The Guindy Times

The campus magazine of CEG, AC Tech and SAP

Pakistan In England A Brief Summary

Prasanna Balakrishnan

April 07, 2017

Pakistan travelled to the British Isles for a long tour of England. Pakistan are always an unpredictable side – they win when you don’t expect them to, and capitulate when you expect them to fight. So how did they fare when they played England?

The tour commenced on 14 July 2016 with the first Test at Lord’s. Chris Woakes started to find form and rhythm, bagging 11 wickets in the match but was overshadowed quite comfortably by the leggie, Yasir Shah, who picked up crucial wickets and handed England a shock defeat, which would be a sign of positives to come for Pakistan.

The second Test commenced a week later in Manchester, and England came back hard and annihilated Pakistan by 330 runs, with Joe Root making merry with centuries, Woakes continuing his good form, and Anderson back amongst the wickets.

Pakistan got into a strong position in the third Test at Edgbaston, with Sohail Khan grabbing a five-for and Azhar Ali scored a superb 139, only to throw it away to England, capitulating to 201 all out in the second innings, where five English bowlers got 2 wickets each. Pakistan looked in real danger of throwing the series away.

The fourth test at the Oval turned out to be a complete reversal of fortunes, with Younis Khan, the old horse scoring a superb double century, and Sohail Khan and Yasir Shah picking up five-wicket hauls to hand Pakistan an easy ten-wicket win and enable them to top the Test rankings at India’s expense.

Both teams headed into the ODI series with equal chances. The first ODI was held at the Rose Bowl in Southampton, where England beat Pakistan by 44 runs by the Duckworth-Lewis method, with Jason Roy picking up the man of the match award after a quick-fire 65 at the top of the order.

The second ODI at Lord’s was another even contest, with Pakistan just not able to go over the finishing line, despite picking up wickets, to close out the game; England won it, with Joe Root scoring 89 and getting the man of the match award, despite Ahmed Shehzad’s century.

The third ODI at Nottingham saw many records tumble. England got to 444, the highest score in the history of ODIs, owing much to Alex Hales, with Buttler and captain Morgan chipping in with few lusty blows at the end. Wahab Riaz ended up with figures of 10-0-110-0, the second worst by any bowler in the history of the game, the first being Mick Lewis. It was only a formality for England to just wrap up the series, and despite some good half-centuries from Sharjeel Khan and Mohammad Amir, the task was just too uphill and England ran away with the game by 169 runs.
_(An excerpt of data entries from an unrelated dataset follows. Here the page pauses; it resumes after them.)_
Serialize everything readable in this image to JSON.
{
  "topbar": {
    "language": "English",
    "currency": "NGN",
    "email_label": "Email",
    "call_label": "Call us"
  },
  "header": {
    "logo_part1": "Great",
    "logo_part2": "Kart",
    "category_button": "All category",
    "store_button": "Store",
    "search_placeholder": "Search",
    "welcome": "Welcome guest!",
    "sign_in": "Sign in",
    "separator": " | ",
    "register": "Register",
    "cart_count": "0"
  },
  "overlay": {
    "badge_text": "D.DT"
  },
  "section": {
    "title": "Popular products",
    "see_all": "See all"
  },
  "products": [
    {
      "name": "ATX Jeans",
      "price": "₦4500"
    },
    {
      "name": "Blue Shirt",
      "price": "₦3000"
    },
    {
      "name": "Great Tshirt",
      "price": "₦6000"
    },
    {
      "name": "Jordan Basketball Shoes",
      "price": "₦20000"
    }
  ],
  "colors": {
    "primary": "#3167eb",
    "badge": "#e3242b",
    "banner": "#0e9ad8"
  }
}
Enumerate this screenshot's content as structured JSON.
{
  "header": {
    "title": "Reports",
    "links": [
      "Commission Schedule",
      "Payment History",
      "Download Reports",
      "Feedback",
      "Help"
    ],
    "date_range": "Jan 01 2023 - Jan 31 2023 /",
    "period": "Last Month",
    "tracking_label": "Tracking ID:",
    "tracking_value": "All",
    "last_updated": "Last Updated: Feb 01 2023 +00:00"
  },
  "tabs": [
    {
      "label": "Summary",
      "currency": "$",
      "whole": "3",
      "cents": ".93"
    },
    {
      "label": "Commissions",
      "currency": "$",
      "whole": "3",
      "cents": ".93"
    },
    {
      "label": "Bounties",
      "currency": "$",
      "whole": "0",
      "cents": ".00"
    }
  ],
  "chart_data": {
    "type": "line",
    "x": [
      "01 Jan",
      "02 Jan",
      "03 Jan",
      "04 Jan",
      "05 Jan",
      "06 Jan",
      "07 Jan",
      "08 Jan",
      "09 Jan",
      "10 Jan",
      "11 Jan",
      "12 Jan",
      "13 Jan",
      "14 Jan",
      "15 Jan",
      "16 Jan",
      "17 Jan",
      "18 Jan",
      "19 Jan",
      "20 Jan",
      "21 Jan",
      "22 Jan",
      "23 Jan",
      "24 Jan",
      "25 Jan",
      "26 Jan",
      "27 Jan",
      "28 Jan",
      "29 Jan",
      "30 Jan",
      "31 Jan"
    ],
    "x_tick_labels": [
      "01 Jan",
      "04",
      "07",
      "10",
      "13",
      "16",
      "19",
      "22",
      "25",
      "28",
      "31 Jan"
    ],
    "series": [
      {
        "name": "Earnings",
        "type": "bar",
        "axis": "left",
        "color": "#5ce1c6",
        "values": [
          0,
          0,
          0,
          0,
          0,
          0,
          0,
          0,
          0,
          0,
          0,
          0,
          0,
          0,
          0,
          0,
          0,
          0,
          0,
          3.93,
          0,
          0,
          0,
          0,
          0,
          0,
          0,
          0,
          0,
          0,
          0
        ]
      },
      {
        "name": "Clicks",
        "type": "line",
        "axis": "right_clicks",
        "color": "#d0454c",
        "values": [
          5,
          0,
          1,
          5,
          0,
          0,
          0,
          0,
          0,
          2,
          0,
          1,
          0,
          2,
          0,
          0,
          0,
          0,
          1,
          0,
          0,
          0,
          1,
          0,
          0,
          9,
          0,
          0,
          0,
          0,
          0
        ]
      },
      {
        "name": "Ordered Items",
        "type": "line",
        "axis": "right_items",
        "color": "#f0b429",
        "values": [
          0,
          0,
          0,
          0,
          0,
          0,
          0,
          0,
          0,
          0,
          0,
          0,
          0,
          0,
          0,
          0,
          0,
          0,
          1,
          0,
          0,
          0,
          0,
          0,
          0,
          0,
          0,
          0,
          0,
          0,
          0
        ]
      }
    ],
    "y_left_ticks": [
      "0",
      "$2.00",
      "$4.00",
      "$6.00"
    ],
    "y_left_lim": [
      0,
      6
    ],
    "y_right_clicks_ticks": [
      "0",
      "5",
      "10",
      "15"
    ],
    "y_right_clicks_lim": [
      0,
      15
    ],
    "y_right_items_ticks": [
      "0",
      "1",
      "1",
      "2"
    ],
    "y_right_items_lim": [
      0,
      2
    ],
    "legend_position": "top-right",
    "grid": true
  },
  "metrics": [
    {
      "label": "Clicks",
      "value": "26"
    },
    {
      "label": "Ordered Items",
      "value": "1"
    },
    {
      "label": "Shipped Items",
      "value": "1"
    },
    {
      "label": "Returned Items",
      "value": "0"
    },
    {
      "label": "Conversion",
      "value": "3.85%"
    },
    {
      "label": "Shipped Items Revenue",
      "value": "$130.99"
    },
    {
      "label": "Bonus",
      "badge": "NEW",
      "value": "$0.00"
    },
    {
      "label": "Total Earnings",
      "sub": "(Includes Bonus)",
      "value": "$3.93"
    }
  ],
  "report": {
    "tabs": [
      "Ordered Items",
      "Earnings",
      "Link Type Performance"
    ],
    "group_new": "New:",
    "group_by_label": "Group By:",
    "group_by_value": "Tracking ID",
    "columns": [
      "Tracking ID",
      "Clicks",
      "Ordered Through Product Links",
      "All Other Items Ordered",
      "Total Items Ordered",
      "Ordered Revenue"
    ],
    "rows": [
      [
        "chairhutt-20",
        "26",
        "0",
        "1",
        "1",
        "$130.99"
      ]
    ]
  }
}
The fourth ODI at Leeds saw England, thanks to Adil Rashid, restrict Pakistan to less than 250, and even though Mohammad Irfan bowled well till he pulled out of the game owing to an injury, England regrouped and took the series 4-0. The story would have been a bit different had the big fast bowler been on the field longer.

The fifth and final ODI at Cardiff was expected to be England’s venue for the whitewash against Pakistan, but Sarfaraz Ahmed and Shoaib Malik turned it around, after England had scored 300, and Sarfaraz was the man of the match with his 90, leaving Pakistan with something to smile about in the ODIs.

The sole T20 in Manchester was completely one-sided in favour of Pakistan, with Wahab Riaz, just days after he was given a spanking, delivering with figures of 3-18 to restrict England to 135, and the Pakistani batsmen wasted no time in chasing down the target, scoring the runs with ease, with Sharjeel Khan and Khalled Latif scoring 59 apiece and giving Pakistan a resounding win over England.

After a few weeks of tough cricket, it has to be said that Pakistan exceeded expectations, particularly in the Tests, and a perch atop the Test rankings – their first time ever – would rank as extremely satisfactory returns from a gruelling tour in Old Blighty.